Provided data:

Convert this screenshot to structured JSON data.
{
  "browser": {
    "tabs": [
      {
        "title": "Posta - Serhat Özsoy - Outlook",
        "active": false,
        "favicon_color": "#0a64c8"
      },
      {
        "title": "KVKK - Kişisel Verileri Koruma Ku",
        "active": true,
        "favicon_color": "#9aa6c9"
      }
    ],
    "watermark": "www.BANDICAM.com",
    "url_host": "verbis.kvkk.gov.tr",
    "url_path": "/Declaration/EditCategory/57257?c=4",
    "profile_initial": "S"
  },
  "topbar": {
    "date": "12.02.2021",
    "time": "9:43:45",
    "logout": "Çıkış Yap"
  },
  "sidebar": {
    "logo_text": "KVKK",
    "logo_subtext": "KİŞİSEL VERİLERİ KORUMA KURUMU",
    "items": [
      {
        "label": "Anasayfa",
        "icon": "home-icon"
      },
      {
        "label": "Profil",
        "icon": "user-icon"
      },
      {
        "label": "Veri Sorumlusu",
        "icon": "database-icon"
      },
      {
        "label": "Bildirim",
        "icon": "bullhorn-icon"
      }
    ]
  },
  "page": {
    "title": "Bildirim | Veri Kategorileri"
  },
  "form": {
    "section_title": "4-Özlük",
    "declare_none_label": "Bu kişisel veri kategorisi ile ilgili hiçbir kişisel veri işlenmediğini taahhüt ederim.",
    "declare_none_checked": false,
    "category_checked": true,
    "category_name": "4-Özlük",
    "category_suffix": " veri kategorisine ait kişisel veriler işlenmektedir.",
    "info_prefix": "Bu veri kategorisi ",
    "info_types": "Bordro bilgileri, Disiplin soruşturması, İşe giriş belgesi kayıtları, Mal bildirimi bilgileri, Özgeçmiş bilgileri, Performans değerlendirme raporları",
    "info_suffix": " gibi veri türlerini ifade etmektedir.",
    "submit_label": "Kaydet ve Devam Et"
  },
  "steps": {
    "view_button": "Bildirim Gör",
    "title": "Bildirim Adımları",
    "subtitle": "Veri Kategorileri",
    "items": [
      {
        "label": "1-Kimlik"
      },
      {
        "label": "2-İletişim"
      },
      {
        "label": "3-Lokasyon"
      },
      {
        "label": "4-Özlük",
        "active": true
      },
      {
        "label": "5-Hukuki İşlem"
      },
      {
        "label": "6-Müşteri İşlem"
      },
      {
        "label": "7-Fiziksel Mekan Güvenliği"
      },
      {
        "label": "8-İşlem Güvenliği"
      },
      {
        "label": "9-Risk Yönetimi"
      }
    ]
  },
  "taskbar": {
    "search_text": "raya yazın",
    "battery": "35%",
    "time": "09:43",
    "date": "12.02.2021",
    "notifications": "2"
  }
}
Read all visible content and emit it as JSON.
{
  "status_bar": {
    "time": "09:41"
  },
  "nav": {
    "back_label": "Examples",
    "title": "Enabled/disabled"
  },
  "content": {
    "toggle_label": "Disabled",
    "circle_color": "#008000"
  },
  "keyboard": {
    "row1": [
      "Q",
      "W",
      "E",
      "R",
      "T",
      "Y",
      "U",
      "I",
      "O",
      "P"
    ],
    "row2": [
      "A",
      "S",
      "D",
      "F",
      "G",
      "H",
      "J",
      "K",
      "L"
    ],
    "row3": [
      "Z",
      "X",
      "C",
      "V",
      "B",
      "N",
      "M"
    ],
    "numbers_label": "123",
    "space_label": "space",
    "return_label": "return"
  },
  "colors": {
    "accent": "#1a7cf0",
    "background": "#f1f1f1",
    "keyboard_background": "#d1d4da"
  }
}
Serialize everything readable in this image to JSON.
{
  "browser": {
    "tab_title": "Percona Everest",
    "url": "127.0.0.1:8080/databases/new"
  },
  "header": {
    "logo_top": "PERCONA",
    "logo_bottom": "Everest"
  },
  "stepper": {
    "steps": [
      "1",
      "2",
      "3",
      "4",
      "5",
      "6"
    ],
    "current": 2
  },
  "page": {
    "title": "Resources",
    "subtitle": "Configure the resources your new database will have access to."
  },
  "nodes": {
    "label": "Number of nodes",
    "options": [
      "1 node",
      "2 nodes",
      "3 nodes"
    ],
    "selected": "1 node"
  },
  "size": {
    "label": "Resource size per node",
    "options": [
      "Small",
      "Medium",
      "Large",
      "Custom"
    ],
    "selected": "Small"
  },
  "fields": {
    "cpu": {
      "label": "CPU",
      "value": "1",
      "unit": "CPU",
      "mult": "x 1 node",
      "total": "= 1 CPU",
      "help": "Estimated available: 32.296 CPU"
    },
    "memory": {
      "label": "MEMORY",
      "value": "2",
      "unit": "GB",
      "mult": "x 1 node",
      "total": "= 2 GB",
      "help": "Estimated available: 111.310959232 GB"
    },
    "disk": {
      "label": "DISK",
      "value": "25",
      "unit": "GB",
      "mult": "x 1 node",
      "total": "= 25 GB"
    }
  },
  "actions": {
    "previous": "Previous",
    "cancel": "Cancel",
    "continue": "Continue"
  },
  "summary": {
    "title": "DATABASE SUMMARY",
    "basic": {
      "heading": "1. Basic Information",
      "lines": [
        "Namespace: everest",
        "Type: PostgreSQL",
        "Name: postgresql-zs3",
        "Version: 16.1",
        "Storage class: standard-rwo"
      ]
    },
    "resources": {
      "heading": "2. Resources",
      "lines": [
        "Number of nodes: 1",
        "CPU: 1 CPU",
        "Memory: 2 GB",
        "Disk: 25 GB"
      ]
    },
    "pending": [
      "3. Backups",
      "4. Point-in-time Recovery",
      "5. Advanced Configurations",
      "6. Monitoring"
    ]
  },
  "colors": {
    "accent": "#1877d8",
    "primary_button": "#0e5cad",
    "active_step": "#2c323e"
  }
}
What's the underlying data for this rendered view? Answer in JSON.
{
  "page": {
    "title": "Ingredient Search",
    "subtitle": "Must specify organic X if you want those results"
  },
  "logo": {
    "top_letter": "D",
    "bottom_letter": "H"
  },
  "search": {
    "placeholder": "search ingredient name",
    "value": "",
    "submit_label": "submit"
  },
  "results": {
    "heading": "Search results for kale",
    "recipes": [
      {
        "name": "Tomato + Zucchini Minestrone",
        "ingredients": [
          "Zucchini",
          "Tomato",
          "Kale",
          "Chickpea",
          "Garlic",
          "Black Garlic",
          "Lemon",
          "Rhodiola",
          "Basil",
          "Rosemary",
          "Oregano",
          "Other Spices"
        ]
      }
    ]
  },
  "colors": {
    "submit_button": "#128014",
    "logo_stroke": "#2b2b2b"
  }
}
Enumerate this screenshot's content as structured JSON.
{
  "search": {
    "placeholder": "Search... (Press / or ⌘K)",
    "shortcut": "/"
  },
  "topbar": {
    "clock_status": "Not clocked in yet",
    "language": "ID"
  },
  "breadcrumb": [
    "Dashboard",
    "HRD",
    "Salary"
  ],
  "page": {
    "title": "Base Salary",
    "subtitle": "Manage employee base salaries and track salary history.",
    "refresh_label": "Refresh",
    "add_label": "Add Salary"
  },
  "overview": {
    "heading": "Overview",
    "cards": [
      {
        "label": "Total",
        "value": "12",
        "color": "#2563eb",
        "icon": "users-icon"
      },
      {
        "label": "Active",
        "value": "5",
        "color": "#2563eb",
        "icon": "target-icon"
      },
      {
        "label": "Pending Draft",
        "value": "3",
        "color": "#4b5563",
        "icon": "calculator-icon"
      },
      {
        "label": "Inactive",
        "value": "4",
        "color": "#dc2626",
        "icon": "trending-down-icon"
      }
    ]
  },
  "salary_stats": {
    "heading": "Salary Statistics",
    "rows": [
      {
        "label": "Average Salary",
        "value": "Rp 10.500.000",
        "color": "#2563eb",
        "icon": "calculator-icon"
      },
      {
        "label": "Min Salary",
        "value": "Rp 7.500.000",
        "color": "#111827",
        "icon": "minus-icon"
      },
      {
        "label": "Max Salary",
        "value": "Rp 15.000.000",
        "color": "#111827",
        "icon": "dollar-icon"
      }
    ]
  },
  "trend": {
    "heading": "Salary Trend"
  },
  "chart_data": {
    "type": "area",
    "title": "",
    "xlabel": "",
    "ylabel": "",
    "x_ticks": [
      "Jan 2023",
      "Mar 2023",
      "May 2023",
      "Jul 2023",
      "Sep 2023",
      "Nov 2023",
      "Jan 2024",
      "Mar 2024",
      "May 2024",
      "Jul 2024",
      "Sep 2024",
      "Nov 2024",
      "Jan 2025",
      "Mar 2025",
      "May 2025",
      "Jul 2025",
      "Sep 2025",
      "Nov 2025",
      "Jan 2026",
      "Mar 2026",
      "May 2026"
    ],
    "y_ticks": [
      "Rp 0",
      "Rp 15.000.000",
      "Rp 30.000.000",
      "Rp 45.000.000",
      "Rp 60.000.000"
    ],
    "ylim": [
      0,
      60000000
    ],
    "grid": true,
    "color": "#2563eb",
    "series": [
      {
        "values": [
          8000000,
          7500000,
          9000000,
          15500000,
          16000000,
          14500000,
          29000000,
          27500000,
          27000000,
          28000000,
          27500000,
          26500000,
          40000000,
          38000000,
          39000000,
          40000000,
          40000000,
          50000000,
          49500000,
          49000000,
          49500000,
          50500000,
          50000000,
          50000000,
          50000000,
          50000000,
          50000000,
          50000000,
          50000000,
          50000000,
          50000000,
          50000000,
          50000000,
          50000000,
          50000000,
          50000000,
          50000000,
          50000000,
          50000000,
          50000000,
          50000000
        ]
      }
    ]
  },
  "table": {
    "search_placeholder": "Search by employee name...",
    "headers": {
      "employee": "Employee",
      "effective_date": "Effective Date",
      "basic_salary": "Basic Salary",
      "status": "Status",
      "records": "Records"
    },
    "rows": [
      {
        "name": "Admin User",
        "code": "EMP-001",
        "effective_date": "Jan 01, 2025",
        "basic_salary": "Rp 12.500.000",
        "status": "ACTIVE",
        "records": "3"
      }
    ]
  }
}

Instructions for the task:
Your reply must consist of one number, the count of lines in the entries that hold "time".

Expected answer:
4